The master of wordplay, Lewis Carroll died on this day, January 14th in 1898. He introduced us to Wonderland and it seems we are now a bit lost in it. As with Carroll’s tale, communication, and our collective conversation is today handicapped by the discounting and rebranding of words. When “spiritual” is good but “religious” is bad, we might think it sick or dope, and we might be right. No wait, that’s wrong. What?
“You’re not the same as you were before,” he said. You were much more… muchier… you’ve lost your muchness.”
In her book, Apologetics and the Christian Imagination, Holly Ordway says:
Unfortunately, our language is subject to verbicide—the ‘murder’ of words through exaggeration or misuse, so that the original meaning is lost. Verbicide can kill words by distortion as well as by watering down their meaning, as in the use of ‘sinful’ to mean ‘enjoyable.’ If a delicious slice of chocolate cake can be ‘sinfully good,’ then the word ‘sin’ has no real meaning at all.

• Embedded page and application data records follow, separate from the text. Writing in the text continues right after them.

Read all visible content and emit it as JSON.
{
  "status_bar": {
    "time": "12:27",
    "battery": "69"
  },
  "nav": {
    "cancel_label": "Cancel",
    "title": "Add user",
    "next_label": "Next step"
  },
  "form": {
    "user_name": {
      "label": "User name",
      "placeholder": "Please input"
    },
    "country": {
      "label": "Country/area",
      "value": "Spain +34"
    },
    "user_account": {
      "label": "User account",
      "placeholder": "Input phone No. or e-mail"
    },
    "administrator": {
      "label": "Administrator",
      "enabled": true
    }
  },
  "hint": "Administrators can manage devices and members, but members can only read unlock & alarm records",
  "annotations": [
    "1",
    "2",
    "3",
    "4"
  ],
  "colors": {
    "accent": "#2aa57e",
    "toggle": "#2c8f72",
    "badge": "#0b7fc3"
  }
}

Verbicide can occur through carelessness, but it can also be deliberately cultivated by those who find it in their interests to render certain words empty of meaning. Authentic debate and discussion—like authentic democracy—are messy and discomfiting processes that require confronting ideas that are disagreeable, and accepting that you can’t always have things your own way. To raise an issue for discussion and argument means at least tacitly accepting that you might not be able to convince the other side that you’re right . . . and having to live with that. The alternative to authentic discussion is to manipulate circumstances such that the debate never happens, and the position that you favor becomes entrenched—or to manipulate language so that the other point of view becomes unsayable and eventually unthinkable.
We find this a lot in politics, but Republicans and Democrats aren’t the only ones who twist words for their own convenience.
What’s the difference between being tactful and being misleading?
John 1: 1-5
In the beginning was the Word, and the Word was with God, and the Word was God. The same was in the beginning with God. All things were made by him; and without him was not any thing made that was made. In him was life; and the life was the light of men. And the light shineth in darkness; and the darkness comprehended it not.
ver•bi•cide \ˈvər-bə-ˌsīd\ noun
[Latin verbum word + English –cide] 1858
1: deliberate distortion of the sense of a word (as in punning)
2: one who distorts the sense of a word
Inc Merriam-Webster, Merriam-Webster’s Collegiate Dictionary. (Springfield, MA: Merriam-Webster, Inc., 2003).
HAVE YOU COMMITTED VERBICIDE TODAY?
While Madison Avenue uses religious ideas and language, churchmen have adopted the techniques of Madison Avenue. If the advertiser, sometimes verging on sacrilege, borrows language from the churchman, placing idols behind altars, the churchman, sometimes verging on desacralization, borrows jargon and technique from the advertiser, placing altars behind idols. Incongruity between medium and message has no place in communication of Christian truth. The verbal medium must conform to the message, never vice-versa. Discusses a variety of religious doublespeak including rhetorical overkill, use of euphemism, sanctimonious stereotypes, and weasel words.
Kehl, D. G. “HAVE YOU COMMITTED VERBICIDE TODAY?” Christianity Today 1978, Vol. 22 (8), pp: 526–529. ISSN: 0009–5753
William Sailer et al., Religious and Theological Abstracts (Myerstown, PA: Religious and Theological Abstracts, 2012).
Dr. Holly Ordway is Professor of English and faculty in the online M.A. in Apologetics at Houston Baptist University, specializing in cultural and imaginative apologetics.
She is also a Fellow of the Word on Fire Institute.
Dr. Ordway’s current writing project is a literary-critical study, Tolkien’s Modern Reading: Middle-earth Beyond the Middle Ages, to be published by Kent State University Press in 2020. It has received the 2018 Kilby Research Grant from the Marion E. Wade Center.